- **YOUR INSTRUCTIONS**
Among the entries that follow, find the lines holding "Once" and say how many there are, with no other words.

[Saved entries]
──────────────────────────────
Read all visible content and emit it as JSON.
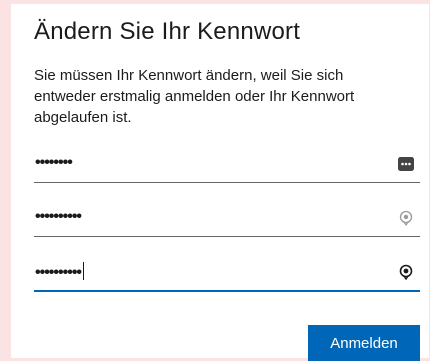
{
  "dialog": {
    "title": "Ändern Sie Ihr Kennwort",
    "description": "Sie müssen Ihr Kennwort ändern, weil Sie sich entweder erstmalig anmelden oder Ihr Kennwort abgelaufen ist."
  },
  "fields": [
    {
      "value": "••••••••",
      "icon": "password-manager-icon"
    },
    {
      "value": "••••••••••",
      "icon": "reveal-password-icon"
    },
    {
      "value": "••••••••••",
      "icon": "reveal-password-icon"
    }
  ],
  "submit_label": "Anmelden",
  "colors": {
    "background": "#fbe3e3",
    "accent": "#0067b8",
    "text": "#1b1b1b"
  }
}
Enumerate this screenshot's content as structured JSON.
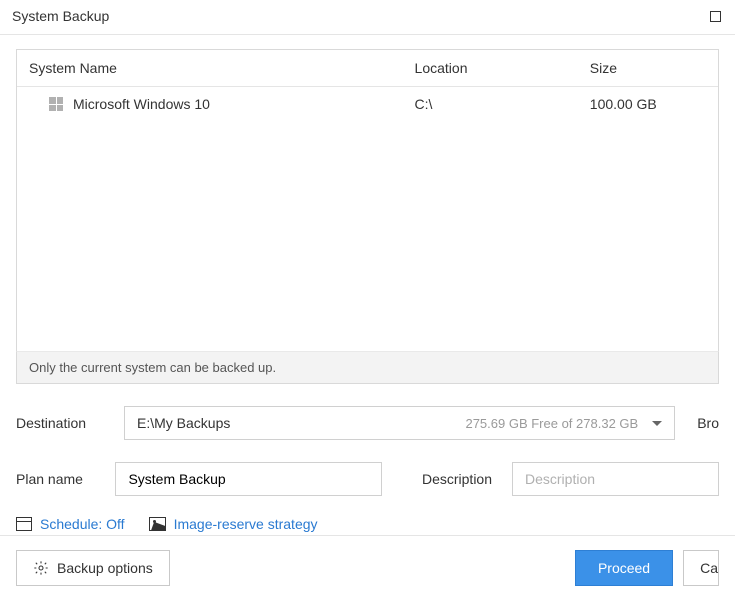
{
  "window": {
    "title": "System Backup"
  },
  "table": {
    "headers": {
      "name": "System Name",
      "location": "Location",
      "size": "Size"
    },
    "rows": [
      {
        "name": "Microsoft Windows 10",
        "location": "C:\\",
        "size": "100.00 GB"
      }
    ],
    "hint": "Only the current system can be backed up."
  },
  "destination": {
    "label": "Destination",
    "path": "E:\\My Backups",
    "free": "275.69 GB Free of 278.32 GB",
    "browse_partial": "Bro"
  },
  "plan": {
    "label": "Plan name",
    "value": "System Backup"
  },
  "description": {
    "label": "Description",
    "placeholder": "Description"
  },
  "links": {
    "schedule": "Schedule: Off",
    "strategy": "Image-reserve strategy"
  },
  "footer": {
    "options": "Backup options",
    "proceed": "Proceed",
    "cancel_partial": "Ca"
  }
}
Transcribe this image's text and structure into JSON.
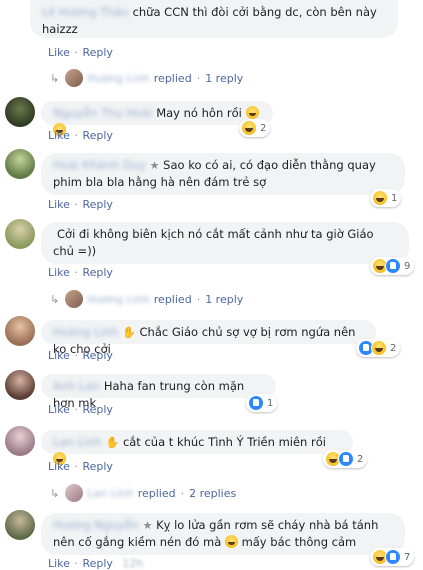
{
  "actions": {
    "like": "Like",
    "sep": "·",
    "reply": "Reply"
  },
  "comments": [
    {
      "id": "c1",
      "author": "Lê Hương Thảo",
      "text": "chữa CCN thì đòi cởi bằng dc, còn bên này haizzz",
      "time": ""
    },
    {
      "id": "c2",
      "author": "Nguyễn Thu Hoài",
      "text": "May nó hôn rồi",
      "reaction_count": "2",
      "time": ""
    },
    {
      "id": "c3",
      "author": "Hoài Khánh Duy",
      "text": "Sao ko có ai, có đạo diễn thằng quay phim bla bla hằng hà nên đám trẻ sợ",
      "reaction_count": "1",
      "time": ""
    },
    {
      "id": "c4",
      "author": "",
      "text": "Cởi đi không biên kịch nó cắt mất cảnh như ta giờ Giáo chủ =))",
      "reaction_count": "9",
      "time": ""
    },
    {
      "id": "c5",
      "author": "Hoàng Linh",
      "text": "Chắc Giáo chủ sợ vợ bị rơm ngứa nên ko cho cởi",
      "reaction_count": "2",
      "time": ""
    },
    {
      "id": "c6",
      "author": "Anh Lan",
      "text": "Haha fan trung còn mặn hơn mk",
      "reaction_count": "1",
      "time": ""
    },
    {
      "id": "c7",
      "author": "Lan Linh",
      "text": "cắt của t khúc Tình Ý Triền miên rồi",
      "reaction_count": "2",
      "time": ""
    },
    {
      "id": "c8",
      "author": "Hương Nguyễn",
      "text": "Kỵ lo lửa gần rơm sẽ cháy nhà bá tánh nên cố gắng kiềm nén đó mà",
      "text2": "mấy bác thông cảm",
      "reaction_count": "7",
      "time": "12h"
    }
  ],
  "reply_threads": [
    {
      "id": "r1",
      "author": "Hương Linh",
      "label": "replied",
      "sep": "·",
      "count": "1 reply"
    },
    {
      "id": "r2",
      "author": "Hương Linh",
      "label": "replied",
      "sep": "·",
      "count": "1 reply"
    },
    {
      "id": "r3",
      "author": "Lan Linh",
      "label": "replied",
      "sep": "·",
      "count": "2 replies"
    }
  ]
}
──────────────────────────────
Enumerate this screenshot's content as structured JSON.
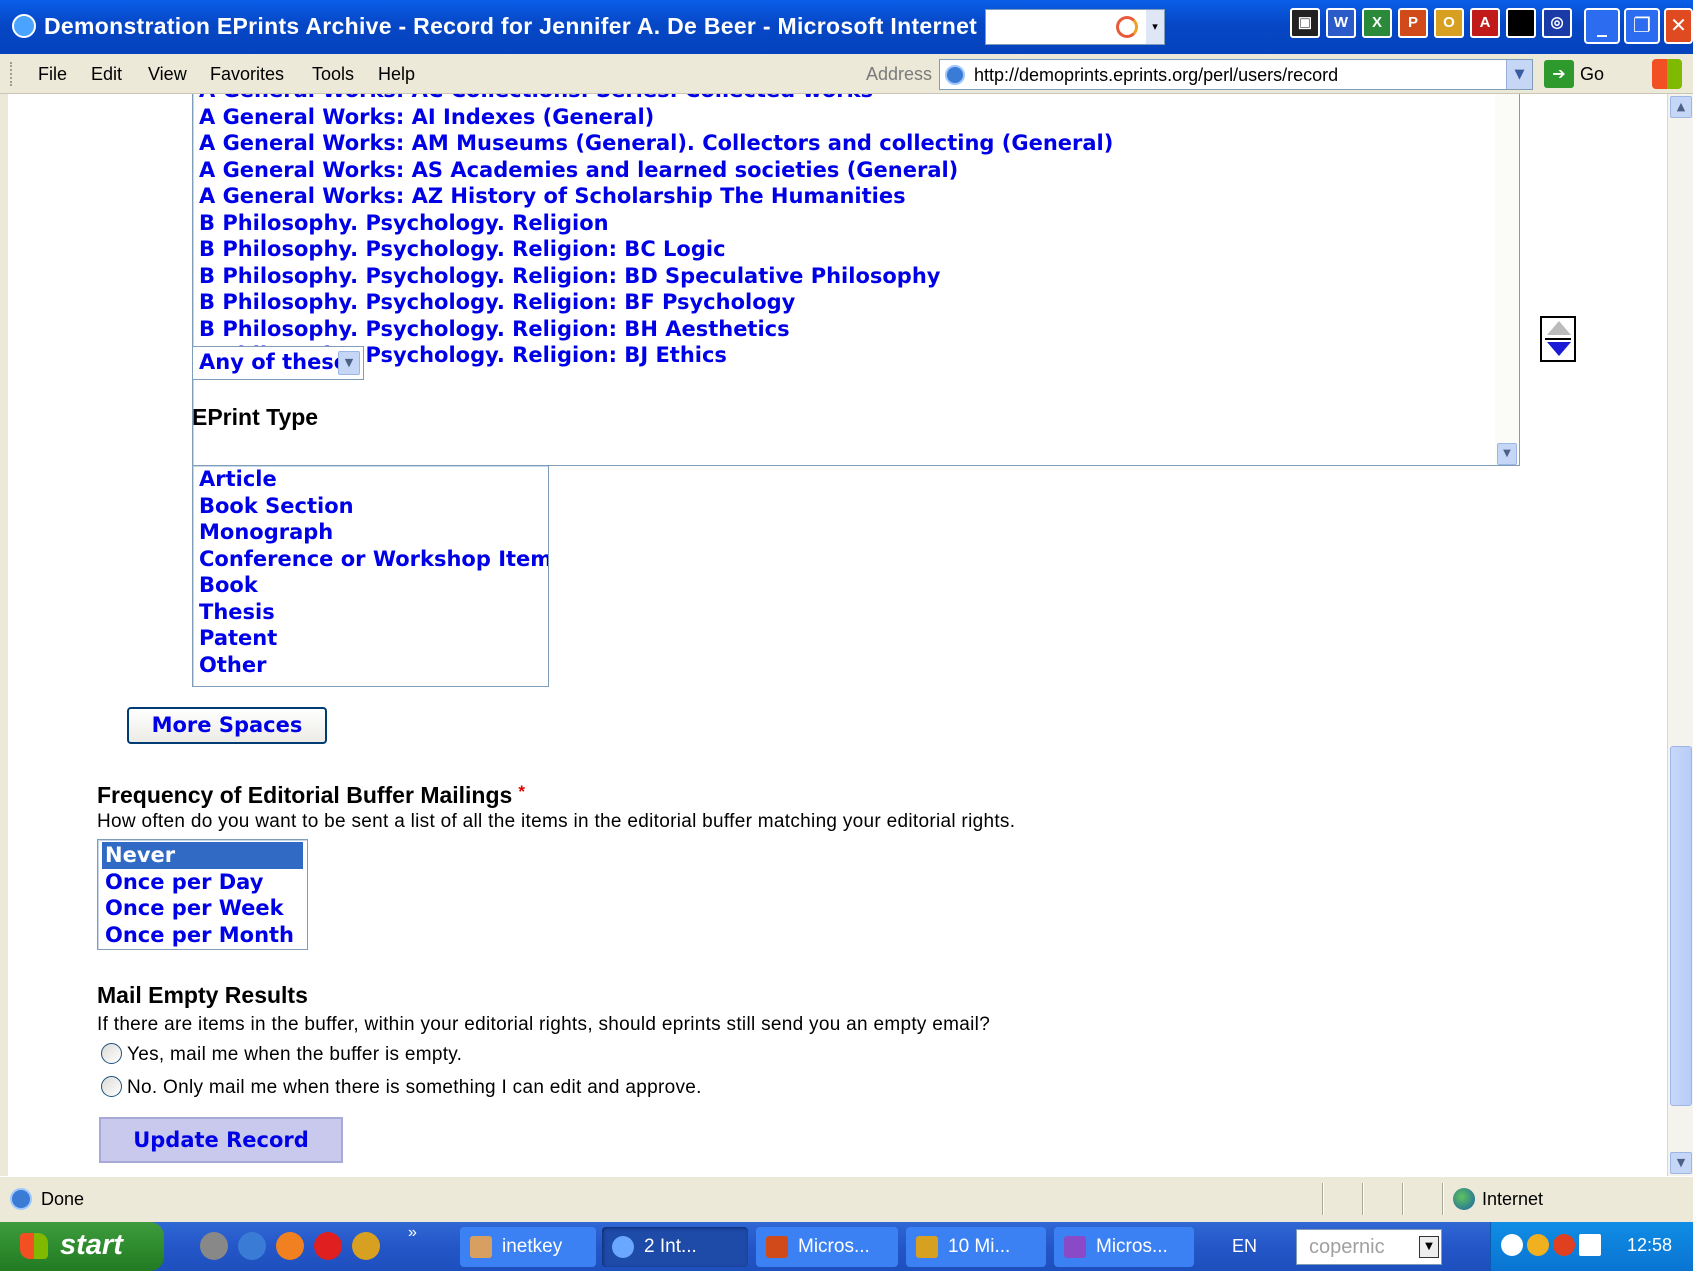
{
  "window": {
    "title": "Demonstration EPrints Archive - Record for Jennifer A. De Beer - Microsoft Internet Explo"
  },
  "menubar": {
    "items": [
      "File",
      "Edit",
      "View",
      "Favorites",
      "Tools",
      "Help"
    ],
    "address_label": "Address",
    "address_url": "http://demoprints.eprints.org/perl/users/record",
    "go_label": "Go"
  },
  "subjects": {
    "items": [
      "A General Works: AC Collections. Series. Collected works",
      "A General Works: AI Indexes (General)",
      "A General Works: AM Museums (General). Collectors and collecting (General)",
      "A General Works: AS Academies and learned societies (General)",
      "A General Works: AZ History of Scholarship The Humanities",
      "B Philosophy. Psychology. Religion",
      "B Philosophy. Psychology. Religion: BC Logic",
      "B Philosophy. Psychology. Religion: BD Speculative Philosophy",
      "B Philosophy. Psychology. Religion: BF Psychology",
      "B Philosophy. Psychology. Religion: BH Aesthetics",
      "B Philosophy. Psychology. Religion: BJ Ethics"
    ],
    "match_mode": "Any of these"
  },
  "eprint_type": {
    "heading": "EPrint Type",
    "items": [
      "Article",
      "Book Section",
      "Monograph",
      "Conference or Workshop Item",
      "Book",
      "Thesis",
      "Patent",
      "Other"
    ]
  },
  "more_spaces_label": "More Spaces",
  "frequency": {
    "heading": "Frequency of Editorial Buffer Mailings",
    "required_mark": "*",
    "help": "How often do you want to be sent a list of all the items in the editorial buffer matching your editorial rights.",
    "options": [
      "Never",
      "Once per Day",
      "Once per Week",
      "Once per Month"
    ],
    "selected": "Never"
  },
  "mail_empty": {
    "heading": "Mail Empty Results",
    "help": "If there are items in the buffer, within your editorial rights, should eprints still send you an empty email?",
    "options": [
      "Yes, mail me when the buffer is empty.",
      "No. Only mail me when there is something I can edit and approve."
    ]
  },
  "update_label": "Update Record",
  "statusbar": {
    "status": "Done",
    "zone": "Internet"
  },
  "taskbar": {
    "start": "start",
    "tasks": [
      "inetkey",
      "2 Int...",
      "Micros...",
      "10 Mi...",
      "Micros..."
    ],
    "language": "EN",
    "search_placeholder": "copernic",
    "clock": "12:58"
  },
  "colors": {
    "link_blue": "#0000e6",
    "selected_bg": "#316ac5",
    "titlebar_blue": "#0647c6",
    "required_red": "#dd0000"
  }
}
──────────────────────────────
- **SOLUTION TO THIS EXERCISE**
3